## Problem details
Leaving the pictures aside, repeat each line below exactly.

──────

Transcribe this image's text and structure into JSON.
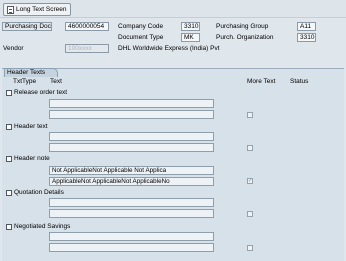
{
  "toolbar": {
    "long_text_label": "Long Text Screen"
  },
  "header": {
    "purchasing_doc_label": "Purchasing Doc.",
    "purchasing_doc_value": "4600000054",
    "company_code_label": "Company Code",
    "company_code_value": "3310",
    "purchasing_group_label": "Purchasing Group",
    "purchasing_group_value": "A11",
    "document_type_label": "Document Type",
    "document_type_value": "MK",
    "purch_org_label": "Purch. Organization",
    "purch_org_value": "3310",
    "vendor_label": "Vendor",
    "vendor_value": "100xxxx",
    "vendor_name": "DHL Worldwide Express (India) Pvt"
  },
  "panel": {
    "tab_label": "Header Texts",
    "col_txttype": "TxtType",
    "col_text": "Text",
    "col_more_text": "More Text",
    "col_status": "Status",
    "groups": [
      {
        "label": "Release order text",
        "lines": [
          "",
          ""
        ]
      },
      {
        "label": "Header text",
        "lines": [
          "",
          ""
        ]
      },
      {
        "label": "Header note",
        "lines": [
          "Not ApplicableNot Applicable Not Applica",
          "ApplicableNot ApplicableNot ApplicableNo"
        ]
      },
      {
        "label": "Quotation Details",
        "lines": [
          "",
          ""
        ]
      },
      {
        "label": "Negotiated Savings",
        "lines": [
          "",
          ""
        ]
      }
    ]
  }
}
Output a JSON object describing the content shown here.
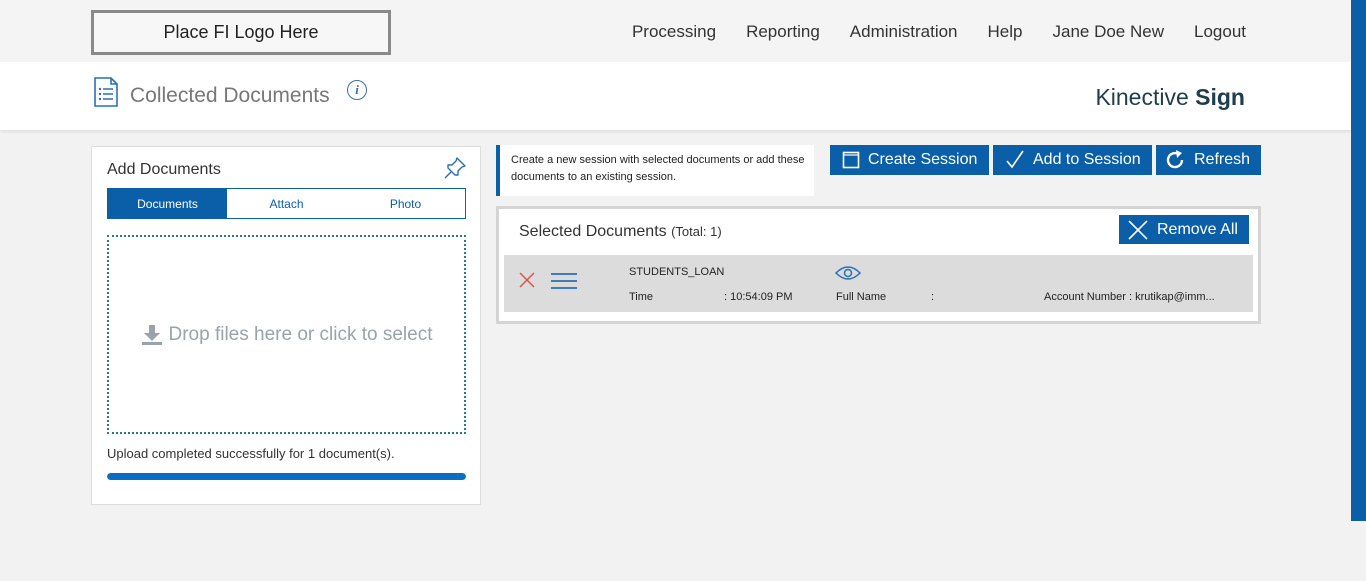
{
  "header": {
    "logo_text": "Place FI Logo Here",
    "nav": [
      "Processing",
      "Reporting",
      "Administration",
      "Help",
      "Jane Doe New",
      "Logout"
    ]
  },
  "page": {
    "title": "Collected Documents",
    "info_icon": "i",
    "brand_light": "Kinective ",
    "brand_bold": "Sign"
  },
  "add_panel": {
    "title": "Add Documents",
    "tabs": [
      "Documents",
      "Attach",
      "Photo"
    ],
    "active_tab": "Documents",
    "dropzone_text": "Drop files here or click to select",
    "upload_message": "Upload completed successfully for 1 document(s).",
    "progress_percent": 100
  },
  "note": {
    "text": "Create a new session with selected documents or add these documents to an existing session."
  },
  "actions": {
    "create_session": "Create Session",
    "add_to_session": "Add to Session",
    "refresh": "Refresh"
  },
  "selected": {
    "title": "Selected Documents",
    "total_label": "(Total: 1)",
    "remove_all": "Remove All",
    "rows": [
      {
        "doc_name": "STUDENTS_LOAN",
        "time_label": "Time",
        "time_value": ": 10:54:09 PM",
        "fullname_label": "Full Name",
        "fullname_value": ":",
        "account": "Account Number : krutikap@imm..."
      }
    ]
  },
  "colors": {
    "primary": "#0a5fa8",
    "brand_text": "#1f3d4a",
    "delete_red": "#d9534f"
  }
}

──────

## Answer space
Transcribe this image's text and structure into JSON.
{
  "toolbar": {
    "long_text_label": "Long Text Screen"
  },
  "header": {
    "purchasing_doc_label": "Purchasing Doc.",
    "purchasing_doc_value": "4600000054",
    "company_code_label": "Company Code",
    "company_code_value": "3310",
    "purchasing_group_label": "Purchasing Group",
    "purchasing_group_value": "A11",
    "document_type_label": "Document Type",
    "document_type_value": "MK",
    "purch_org_label": "Purch. Organization",
    "purch_org_value": "3310",
    "vendor_label": "Vendor",
    "vendor_value": "100xxxx",
    "vendor_name": "DHL Worldwide Express (India) Pvt"
  },
  "panel": {
    "tab_label": "Header Texts",
    "col_txttype": "TxtType",
    "col_text": "Text",
    "col_more_text": "More Text",
    "col_status": "Status",
    "groups": [
      {
        "label": "Release order text",
        "lines": [
          "",
          ""
        ]
      },
      {
        "label": "Header text",
        "lines": [
          "",
          ""
        ]
      },
      {
        "label": "Header note",
        "lines": [
          "Not ApplicableNot Applicable Not Applica",
          "ApplicableNot ApplicableNot ApplicableNo"
        ]
      },
      {
        "label": "Quotation Details",
        "lines": [
          "",
          ""
        ]
      },
      {
        "label": "Negotiated Savings",
        "lines": [
          "",
          ""
        ]
      }
    ]
  }
}
Output a JSON object describing the content shown here.
{
  "header": {
    "logo_text": "Place FI Logo Here",
    "nav": [
      "Processing",
      "Reporting",
      "Administration",
      "Help",
      "Jane Doe New",
      "Logout"
    ]
  },
  "page": {
    "title": "Collected Documents",
    "info_icon": "i",
    "brand_light": "Kinective ",
    "brand_bold": "Sign"
  },
  "add_panel": {
    "title": "Add Documents",
    "tabs": [
      "Documents",
      "Attach",
      "Photo"
    ],
    "active_tab": "Documents",
    "dropzone_text": "Drop files here or click to select",
    "upload_message": "Upload completed successfully for 1 document(s).",
    "progress_percent": 100
  },
  "note": {
    "text": "Create a new session with selected documents or add these documents to an existing session."
  },
  "actions": {
    "create_session": "Create Session",
    "add_to_session": "Add to Session",
    "refresh": "Refresh"
  },
  "selected": {
    "title": "Selected Documents",
    "total_label": "(Total: 1)",
    "remove_all": "Remove All",
    "rows": [
      {
        "doc_name": "STUDENTS_LOAN",
        "time_label": "Time",
        "time_value": ": 10:54:09 PM",
        "fullname_label": "Full Name",
        "fullname_value": ":",
        "account": "Account Number : krutikap@imm..."
      }
    ]
  },
  "colors": {
    "primary": "#0a5fa8",
    "brand_text": "#1f3d4a",
    "delete_red": "#d9534f"
  }
}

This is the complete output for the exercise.